• _Exercise objective_: What you return must match the records word for word, except that images are dropped.

··· Data supplied ···

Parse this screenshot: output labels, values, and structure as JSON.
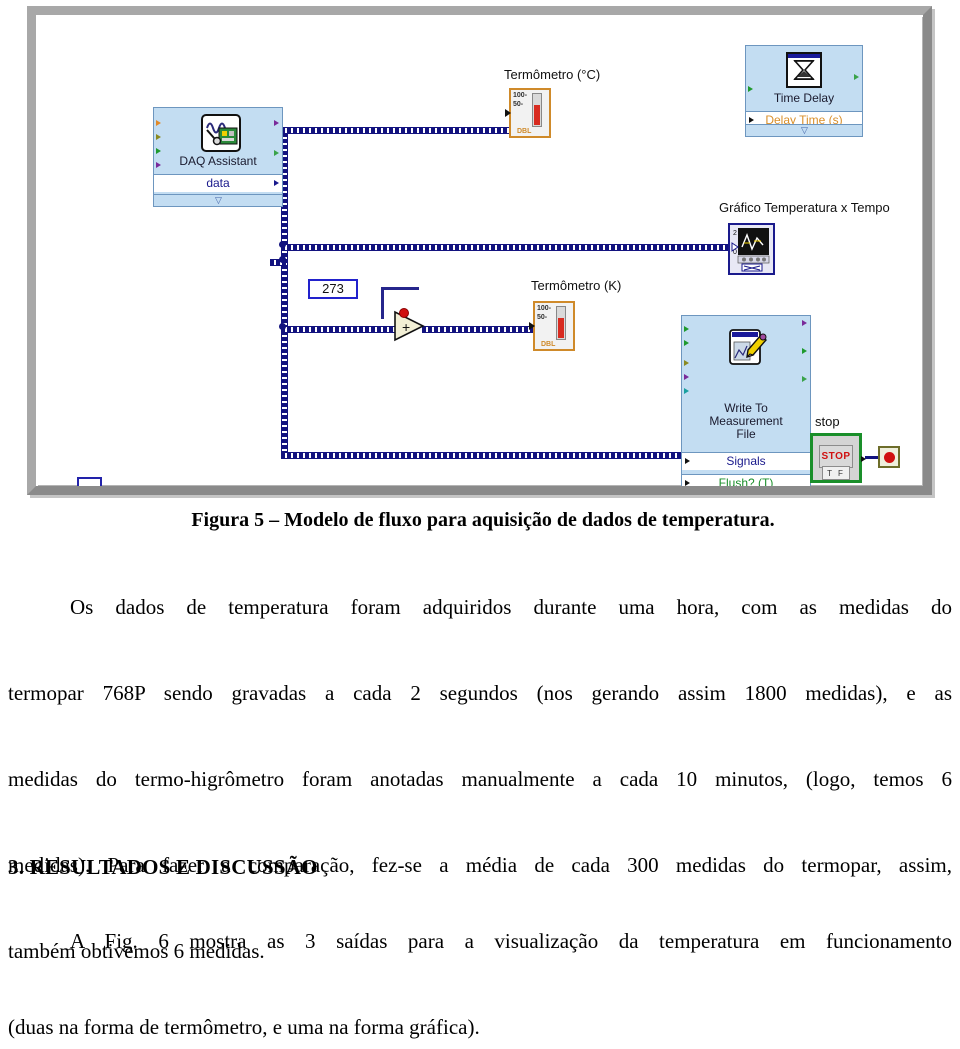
{
  "figure": {
    "name": "labview-block-diagram",
    "loop": {
      "type": "while-loop",
      "iteration_terminal": "i"
    },
    "nodes": {
      "daq": {
        "title": "DAQ Assistant",
        "output_terminal": "data",
        "icon": "daq-card-waveform-icon",
        "left_terminal_colors": [
          "#e08a2a",
          "#8a8a22",
          "#1f9a2e",
          "#7a2a9a"
        ],
        "right_terminal_colors": [
          "#7a2a9a",
          "#3aa34a"
        ]
      },
      "time_delay": {
        "title": "Time Delay",
        "input_terminal": "Delay Time (s)",
        "icon": "hourglass-icon",
        "terminal_color": "#d98f2a"
      },
      "write_file": {
        "title_lines": [
          "Write To",
          "Measurement",
          "File"
        ],
        "terminals": [
          {
            "label": "Signals",
            "color": "#1a1a8c"
          },
          {
            "label": "Flush? (T)",
            "color": "#1a8f2a"
          }
        ],
        "icon": "write-to-file-pencil-icon",
        "left_terminal_colors": [
          "#1f9a2e",
          "#1f9a2e",
          "#8a8a22",
          "#7a2a9a",
          "#1aa0a0"
        ],
        "right_terminal_colors": [
          "#7a2a9a",
          "#1f9a2e",
          "#8a8a22",
          "#3aa34a"
        ]
      },
      "thermo_c": {
        "label": "Termômetro (°C)",
        "icon": "thermometer-indicator-icon",
        "scale": [
          "100",
          "50"
        ],
        "datatype": "DBL"
      },
      "thermo_k": {
        "label": "Termômetro (K)",
        "icon": "thermometer-indicator-icon",
        "scale": [
          "100",
          "50"
        ],
        "datatype": "DBL"
      },
      "graph": {
        "label": "Gráfico Temperatura x Tempo",
        "icon": "waveform-chart-icon"
      },
      "constant": {
        "value": "273"
      },
      "add": {
        "symbol": "+",
        "name": "add-function"
      },
      "stop": {
        "label": "stop",
        "face_text": "STOP",
        "bool_text": "T F",
        "icon": "stop-button-icon"
      }
    },
    "colors": {
      "express_vi_fill": "#c3ddf2",
      "express_vi_border": "#6d96bf",
      "wire": "#13137f",
      "loop_border": "#8a8a8a",
      "indicator_border": "#cf8a2a",
      "stop_border": "#1a8f2a"
    }
  },
  "document": {
    "caption": "Figura 5 – Modelo de fluxo para aquisição de dados de temperatura.",
    "paragraph1_lines": [
      "Os dados de temperatura foram adquiridos durante uma hora, com as medidas do",
      "termopar 768P sendo gravadas a cada 2 segundos (nos gerando assim 1800 medidas), e as",
      "medidas do termo-higrômetro foram anotadas manualmente a cada 10 minutos, (logo, temos 6",
      "medidas). Para fazer a comparação, fez-se a média de cada 300 medidas do termopar, assim,",
      "também obtivemos 6 medidas."
    ],
    "section_heading": "3. RESULTADOS E DISCUSSÃO",
    "paragraph2_lines": [
      "A Fig. 6 mostra as 3 saídas para a visualização da temperatura em funcionamento",
      "(duas na forma de termômetro, e uma na forma gráfica)."
    ]
  }
}
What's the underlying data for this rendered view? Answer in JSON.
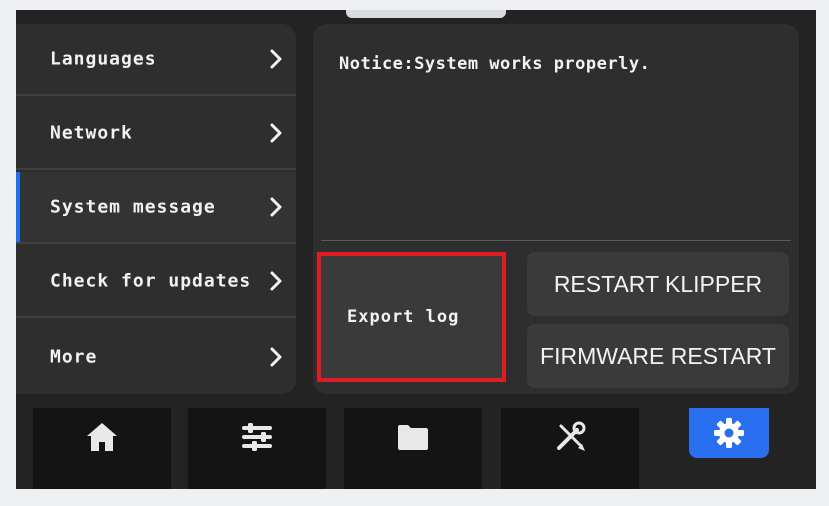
{
  "sidebar": {
    "items": [
      {
        "label": "Languages"
      },
      {
        "label": "Network"
      },
      {
        "label": "System message",
        "active": true
      },
      {
        "label": "Check for updates"
      },
      {
        "label": "More"
      }
    ]
  },
  "panel": {
    "notice": "Notice:System works properly.",
    "export_label": "Export log",
    "restart_klipper_label": "RESTART KLIPPER",
    "firmware_restart_label": "FIRMWARE RESTART"
  },
  "navbar": {
    "items": [
      {
        "icon": "home-icon"
      },
      {
        "icon": "sliders-icon"
      },
      {
        "icon": "folder-icon"
      },
      {
        "icon": "tools-icon"
      },
      {
        "icon": "gear-icon",
        "active": true
      }
    ]
  },
  "colors": {
    "accent": "#2a6ff0",
    "highlight_border": "#e01b24",
    "background": "#232323",
    "panel": "#2e2e2e"
  }
}
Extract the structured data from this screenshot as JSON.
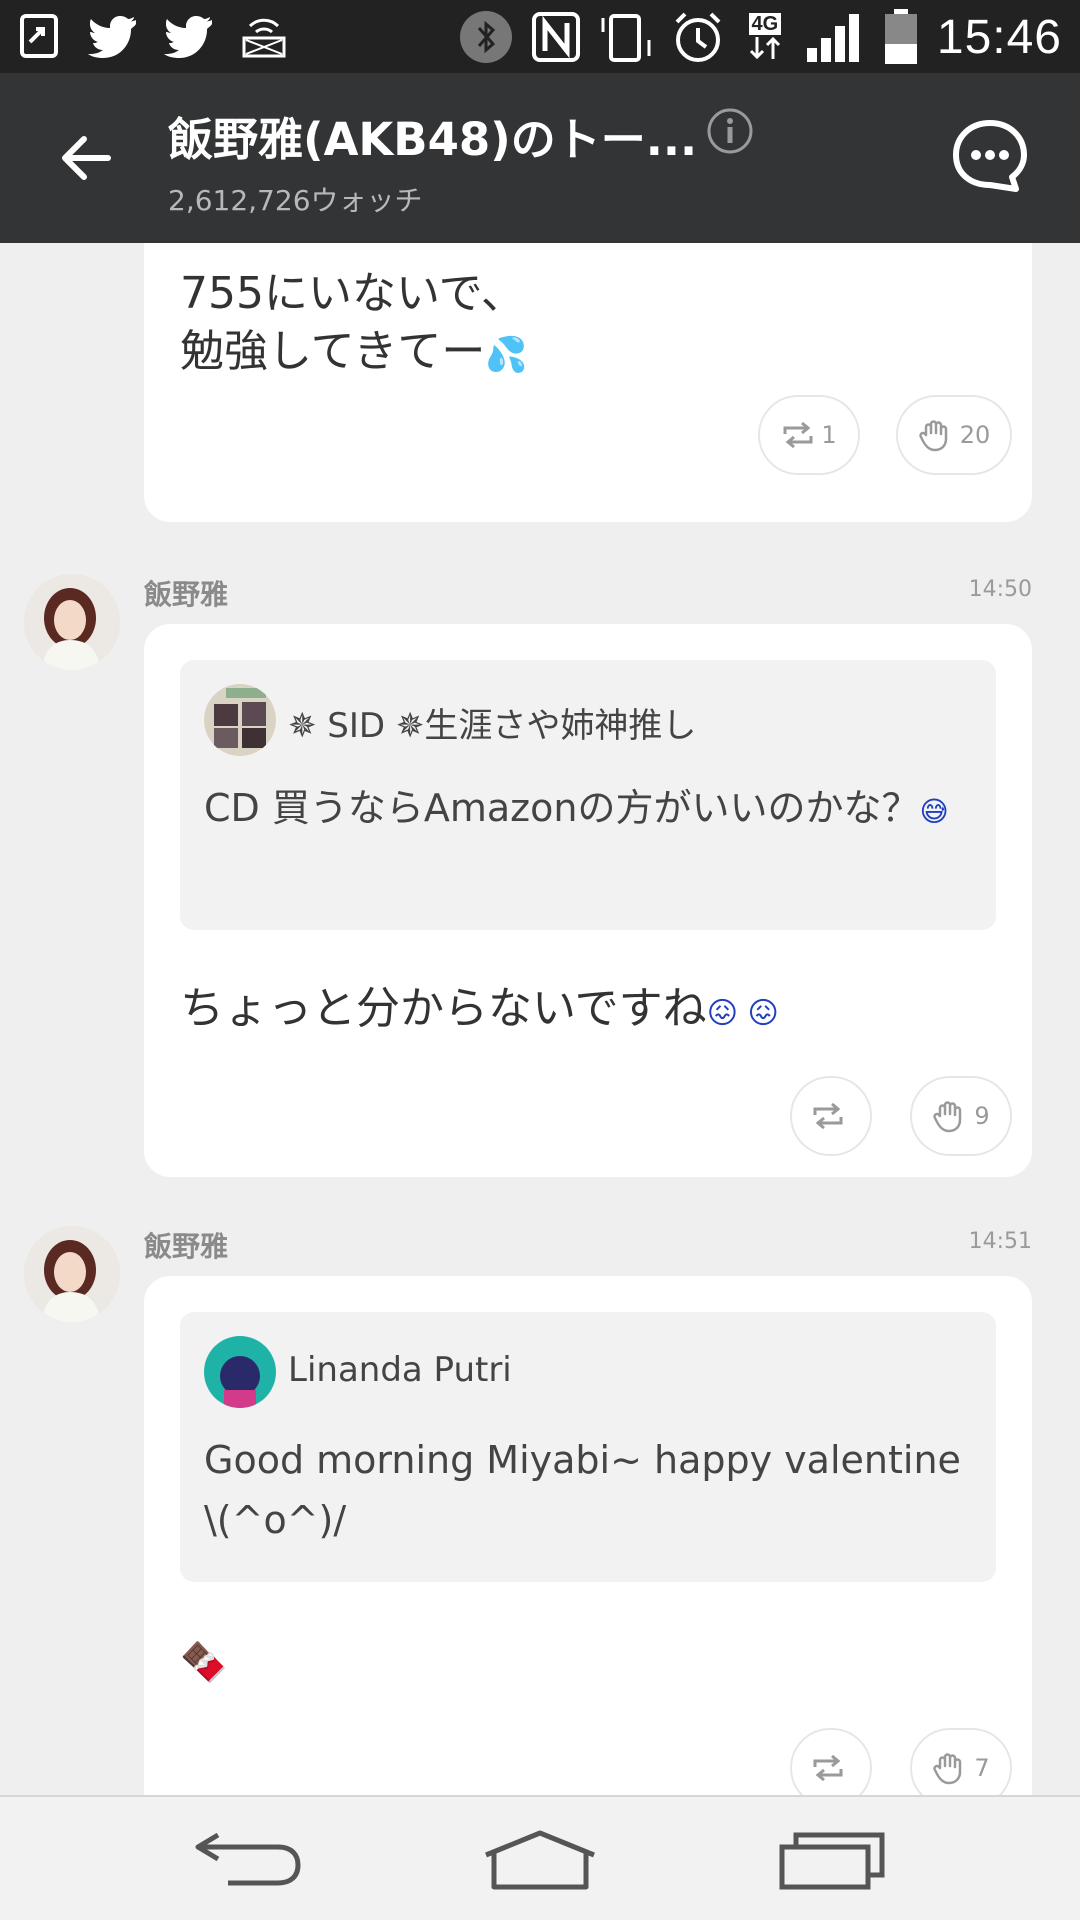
{
  "status_bar": {
    "time": "15:46",
    "network": "4G",
    "left_icons": [
      "screen-share-icon",
      "twitter-icon",
      "twitter-icon",
      "sim-tray-icon"
    ],
    "right_icons": [
      "bluetooth-icon",
      "nfc-icon",
      "vibrate-icon",
      "alarm-icon",
      "network-4g-icon",
      "signal-icon",
      "battery-icon"
    ]
  },
  "header": {
    "title": "飯野雅(AKB48)のトー...",
    "watch_count": "2,612,726ウォッチ"
  },
  "posts": [
    {
      "text_line1": "755にいないで、",
      "text_line2": "勉強してきてー",
      "emoji": "💦",
      "repost_count": "1",
      "like_count": "20"
    },
    {
      "author": "飯野雅",
      "time": "14:50",
      "quote_name": "✵ SID ✵生涯さや姉神推し",
      "quote_text": "CD 買うならAmazonの方がいいのかな？",
      "quote_emoji": "😅",
      "text": "ちょっと分からないですね",
      "emoji": "😖 😖",
      "repost_count": "",
      "like_count": "9"
    },
    {
      "author": "飯野雅",
      "time": "14:51",
      "quote_name": "Linanda Putri",
      "quote_text": "Good morning Miyabi~ happy valentine \\(^o^)/",
      "text": "🍫",
      "repost_count": "",
      "like_count": "7"
    }
  ],
  "colors": {
    "appbar": "#333435",
    "statusbar": "#222222",
    "background": "#efefef",
    "card": "#ffffff",
    "quote": "#f2f2f2",
    "emoji_blue": "#1f3fbf"
  }
}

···

• _Answer to this exercise_:
Parse this screenshot: output labels, values, and structure as JSON.
{
  "figure": {
    "name": "labview-block-diagram",
    "loop": {
      "type": "while-loop",
      "iteration_terminal": "i"
    },
    "nodes": {
      "daq": {
        "title": "DAQ Assistant",
        "output_terminal": "data",
        "icon": "daq-card-waveform-icon",
        "left_terminal_colors": [
          "#e08a2a",
          "#8a8a22",
          "#1f9a2e",
          "#7a2a9a"
        ],
        "right_terminal_colors": [
          "#7a2a9a",
          "#3aa34a"
        ]
      },
      "time_delay": {
        "title": "Time Delay",
        "input_terminal": "Delay Time (s)",
        "icon": "hourglass-icon",
        "terminal_color": "#d98f2a"
      },
      "write_file": {
        "title_lines": [
          "Write To",
          "Measurement",
          "File"
        ],
        "terminals": [
          {
            "label": "Signals",
            "color": "#1a1a8c"
          },
          {
            "label": "Flush? (T)",
            "color": "#1a8f2a"
          }
        ],
        "icon": "write-to-file-pencil-icon",
        "left_terminal_colors": [
          "#1f9a2e",
          "#1f9a2e",
          "#8a8a22",
          "#7a2a9a",
          "#1aa0a0"
        ],
        "right_terminal_colors": [
          "#7a2a9a",
          "#1f9a2e",
          "#8a8a22",
          "#3aa34a"
        ]
      },
      "thermo_c": {
        "label": "Termômetro (°C)",
        "icon": "thermometer-indicator-icon",
        "scale": [
          "100",
          "50"
        ],
        "datatype": "DBL"
      },
      "thermo_k": {
        "label": "Termômetro (K)",
        "icon": "thermometer-indicator-icon",
        "scale": [
          "100",
          "50"
        ],
        "datatype": "DBL"
      },
      "graph": {
        "label": "Gráfico Temperatura x Tempo",
        "icon": "waveform-chart-icon"
      },
      "constant": {
        "value": "273"
      },
      "add": {
        "symbol": "+",
        "name": "add-function"
      },
      "stop": {
        "label": "stop",
        "face_text": "STOP",
        "bool_text": "T F",
        "icon": "stop-button-icon"
      }
    },
    "colors": {
      "express_vi_fill": "#c3ddf2",
      "express_vi_border": "#6d96bf",
      "wire": "#13137f",
      "loop_border": "#8a8a8a",
      "indicator_border": "#cf8a2a",
      "stop_border": "#1a8f2a"
    }
  },
  "document": {
    "caption": "Figura 5 – Modelo de fluxo para aquisição de dados de temperatura.",
    "paragraph1_lines": [
      "Os dados de temperatura foram adquiridos durante uma hora, com as medidas do",
      "termopar 768P sendo gravadas a cada 2 segundos (nos gerando assim 1800 medidas), e as",
      "medidas do termo-higrômetro foram anotadas manualmente a cada 10 minutos, (logo, temos 6",
      "medidas). Para fazer a comparação, fez-se a média de cada 300 medidas do termopar, assim,",
      "também obtivemos 6 medidas."
    ],
    "section_heading": "3. RESULTADOS E DISCUSSÃO",
    "paragraph2_lines": [
      "A Fig. 6 mostra as 3 saídas para a visualização da temperatura em funcionamento",
      "(duas na forma de termômetro, e uma na forma gráfica)."
    ]
  }
}
What's the underlying data for this rendered view? Answer in JSON.
{
  "sidebar": {
    "items": [
      {
        "label": "Languages"
      },
      {
        "label": "Network"
      },
      {
        "label": "System message",
        "active": true
      },
      {
        "label": "Check for updates"
      },
      {
        "label": "More"
      }
    ]
  },
  "panel": {
    "notice": "Notice:System works properly.",
    "export_label": "Export log",
    "restart_klipper_label": "RESTART KLIPPER",
    "firmware_restart_label": "FIRMWARE RESTART"
  },
  "navbar": {
    "items": [
      {
        "icon": "home-icon"
      },
      {
        "icon": "sliders-icon"
      },
      {
        "icon": "folder-icon"
      },
      {
        "icon": "tools-icon"
      },
      {
        "icon": "gear-icon",
        "active": true
      }
    ]
  },
  "colors": {
    "accent": "#2a6ff0",
    "highlight_border": "#e01b24",
    "background": "#232323",
    "panel": "#2e2e2e"
  }
}
Extract the structured data from this screenshot as JSON.
{
  "status_bar": {
    "time": "15:46",
    "network": "4G",
    "left_icons": [
      "screen-share-icon",
      "twitter-icon",
      "twitter-icon",
      "sim-tray-icon"
    ],
    "right_icons": [
      "bluetooth-icon",
      "nfc-icon",
      "vibrate-icon",
      "alarm-icon",
      "network-4g-icon",
      "signal-icon",
      "battery-icon"
    ]
  },
  "header": {
    "title": "飯野雅(AKB48)のトー...",
    "watch_count": "2,612,726ウォッチ"
  },
  "posts": [
    {
      "text_line1": "755にいないで、",
      "text_line2": "勉強してきてー",
      "emoji": "💦",
      "repost_count": "1",
      "like_count": "20"
    },
    {
      "author": "飯野雅",
      "time": "14:50",
      "quote_name": "✵ SID ✵生涯さや姉神推し",
      "quote_text": "CD 買うならAmazonの方がいいのかな？",
      "quote_emoji": "😅",
      "text": "ちょっと分からないですね",
      "emoji": "😖 😖",
      "repost_count": "",
      "like_count": "9"
    },
    {
      "author": "飯野雅",
      "time": "14:51",
      "quote_name": "Linanda Putri",
      "quote_text": "Good morning Miyabi~ happy valentine \\(^o^)/",
      "text": "🍫",
      "repost_count": "",
      "like_count": "7"
    }
  ],
  "colors": {
    "appbar": "#333435",
    "statusbar": "#222222",
    "background": "#efefef",
    "card": "#ffffff",
    "quote": "#f2f2f2",
    "emoji_blue": "#1f3fbf"
  }
}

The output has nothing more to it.